That may be true but what makes this difficult for Republicans to win now is that these mandates don’t go into effect for a another year or two. Obama and CO came out with this stuff now to detract from the economy and gas prices.
If these mandates were in effect now Obama and Co would have to deal with church lawsuits.
There are already several lawsuits in the pipelines. Ave Maria University, EWTN, Christendom College, several other Catholic institutions as well as a few Baptist institutions.
Which conservative legal groups are fighting this?
Suing against future mandates is very hard to get into court because of lack of standing. Worse yet, they haven't officially written the rules, just this PR stuff to bait Republicans to divert voters from economy and gas prices.
I believe the PR of cases in court between the Church and Obama (Obama-care) would be very embarrassing to them. But that wont happen until after the election.
When used by married women (and their husbands) contraception can be very effective , even though not perfect, at avoiding pregnancy. The libs want it so unmarried women can engage in recreational sex without fear of “being saddled” with a beautiful new creation of one of God’s kids. Trouble is, the recreational sex group is less likely to be religious about practicing “safe” sex and is much more likely to conceive; hence the “free” abortion mandates to destroy what God has created.
When they outlaw religion, they won’t have to worry about religious freedom. Religion will be forced underground...won’t last long, though.
This is false. The proposed rule is in the Federal Register. That's not "just PR stuff".
Suing against future mandates is very hard to get into court because of lack of standing.
I don't think the organizations mentioned will have any trouble proving standing. The Administration has already essentially admitted they will not be exempt.
You make my point.
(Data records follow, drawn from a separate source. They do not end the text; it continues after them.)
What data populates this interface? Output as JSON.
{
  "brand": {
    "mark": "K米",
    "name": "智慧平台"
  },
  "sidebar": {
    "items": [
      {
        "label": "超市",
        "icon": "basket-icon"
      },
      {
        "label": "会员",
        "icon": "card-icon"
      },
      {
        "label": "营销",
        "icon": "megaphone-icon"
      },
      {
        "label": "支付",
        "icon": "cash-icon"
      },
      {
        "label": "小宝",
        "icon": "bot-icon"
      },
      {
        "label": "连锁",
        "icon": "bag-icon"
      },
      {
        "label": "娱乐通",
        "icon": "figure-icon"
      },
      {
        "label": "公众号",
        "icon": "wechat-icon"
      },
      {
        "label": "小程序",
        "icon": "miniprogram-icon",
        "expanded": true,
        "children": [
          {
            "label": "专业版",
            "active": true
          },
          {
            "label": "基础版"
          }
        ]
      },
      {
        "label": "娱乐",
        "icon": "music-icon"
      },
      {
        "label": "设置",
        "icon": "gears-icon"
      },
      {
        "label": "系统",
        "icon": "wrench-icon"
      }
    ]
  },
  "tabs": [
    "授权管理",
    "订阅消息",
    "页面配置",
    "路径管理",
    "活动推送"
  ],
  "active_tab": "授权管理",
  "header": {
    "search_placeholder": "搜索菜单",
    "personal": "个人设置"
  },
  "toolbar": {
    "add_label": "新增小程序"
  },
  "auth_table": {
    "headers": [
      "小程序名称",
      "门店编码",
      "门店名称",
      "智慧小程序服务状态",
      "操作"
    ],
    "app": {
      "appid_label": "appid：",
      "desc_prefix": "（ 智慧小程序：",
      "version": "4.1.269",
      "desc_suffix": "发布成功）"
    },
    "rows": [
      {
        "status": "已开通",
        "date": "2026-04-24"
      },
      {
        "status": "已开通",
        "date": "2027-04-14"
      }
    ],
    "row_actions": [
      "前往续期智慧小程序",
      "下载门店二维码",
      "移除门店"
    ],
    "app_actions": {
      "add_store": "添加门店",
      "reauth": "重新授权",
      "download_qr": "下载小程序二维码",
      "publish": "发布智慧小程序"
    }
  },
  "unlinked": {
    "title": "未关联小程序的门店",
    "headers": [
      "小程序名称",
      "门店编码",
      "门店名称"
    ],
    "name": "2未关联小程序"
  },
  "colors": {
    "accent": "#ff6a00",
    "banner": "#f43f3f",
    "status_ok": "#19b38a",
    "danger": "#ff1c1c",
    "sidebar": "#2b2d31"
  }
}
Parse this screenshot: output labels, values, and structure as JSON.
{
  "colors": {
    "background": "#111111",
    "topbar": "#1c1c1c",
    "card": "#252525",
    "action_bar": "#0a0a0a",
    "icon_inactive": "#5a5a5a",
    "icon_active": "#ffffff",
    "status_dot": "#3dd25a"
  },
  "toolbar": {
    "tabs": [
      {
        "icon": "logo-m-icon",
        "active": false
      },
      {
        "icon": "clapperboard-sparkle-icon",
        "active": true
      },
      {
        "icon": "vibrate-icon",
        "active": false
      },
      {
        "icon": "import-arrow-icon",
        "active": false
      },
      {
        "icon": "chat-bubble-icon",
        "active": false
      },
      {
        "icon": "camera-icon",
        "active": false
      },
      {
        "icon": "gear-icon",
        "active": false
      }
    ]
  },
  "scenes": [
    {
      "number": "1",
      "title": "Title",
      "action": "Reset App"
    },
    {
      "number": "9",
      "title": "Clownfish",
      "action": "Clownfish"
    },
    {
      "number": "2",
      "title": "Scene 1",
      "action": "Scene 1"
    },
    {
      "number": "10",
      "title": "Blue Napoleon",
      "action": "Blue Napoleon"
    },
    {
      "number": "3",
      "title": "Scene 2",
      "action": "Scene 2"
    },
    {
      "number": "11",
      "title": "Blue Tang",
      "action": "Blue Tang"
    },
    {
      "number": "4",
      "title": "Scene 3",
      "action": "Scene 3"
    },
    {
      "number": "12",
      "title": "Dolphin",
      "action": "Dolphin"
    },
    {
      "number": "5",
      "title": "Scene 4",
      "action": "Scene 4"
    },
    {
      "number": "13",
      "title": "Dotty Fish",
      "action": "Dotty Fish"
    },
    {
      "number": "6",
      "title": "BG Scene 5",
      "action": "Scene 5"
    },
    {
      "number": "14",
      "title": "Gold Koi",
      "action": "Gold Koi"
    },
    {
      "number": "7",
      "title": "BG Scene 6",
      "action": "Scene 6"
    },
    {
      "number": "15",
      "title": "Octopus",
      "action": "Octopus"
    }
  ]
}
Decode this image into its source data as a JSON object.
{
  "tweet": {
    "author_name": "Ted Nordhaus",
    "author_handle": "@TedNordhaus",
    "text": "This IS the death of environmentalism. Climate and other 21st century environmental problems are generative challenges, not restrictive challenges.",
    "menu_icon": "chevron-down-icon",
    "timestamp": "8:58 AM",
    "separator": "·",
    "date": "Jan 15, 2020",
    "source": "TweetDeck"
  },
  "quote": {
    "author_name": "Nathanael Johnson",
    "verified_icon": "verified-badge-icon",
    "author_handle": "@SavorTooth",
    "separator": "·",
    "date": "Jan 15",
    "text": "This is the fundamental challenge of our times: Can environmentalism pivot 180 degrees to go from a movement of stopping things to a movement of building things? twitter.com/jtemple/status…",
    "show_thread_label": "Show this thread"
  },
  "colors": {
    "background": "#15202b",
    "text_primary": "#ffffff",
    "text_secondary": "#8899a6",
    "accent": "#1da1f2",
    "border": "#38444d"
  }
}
You used the word ‘proposed’. They are only throwing this 'proposed rule' out there now because they believe this is a better election year argument for them then the economy, gas prices, deficits,...they never would have otherwise.
I care that the "proposed rule" will become an actual rule in June, unless they give it up, which they won't. Publishing stuff in the FR is the standard preliminary to the executive branch promulgating a new regulation.
BTW, their "better argument" isn't really working except with the kind of moonbats that would have supported them anyway.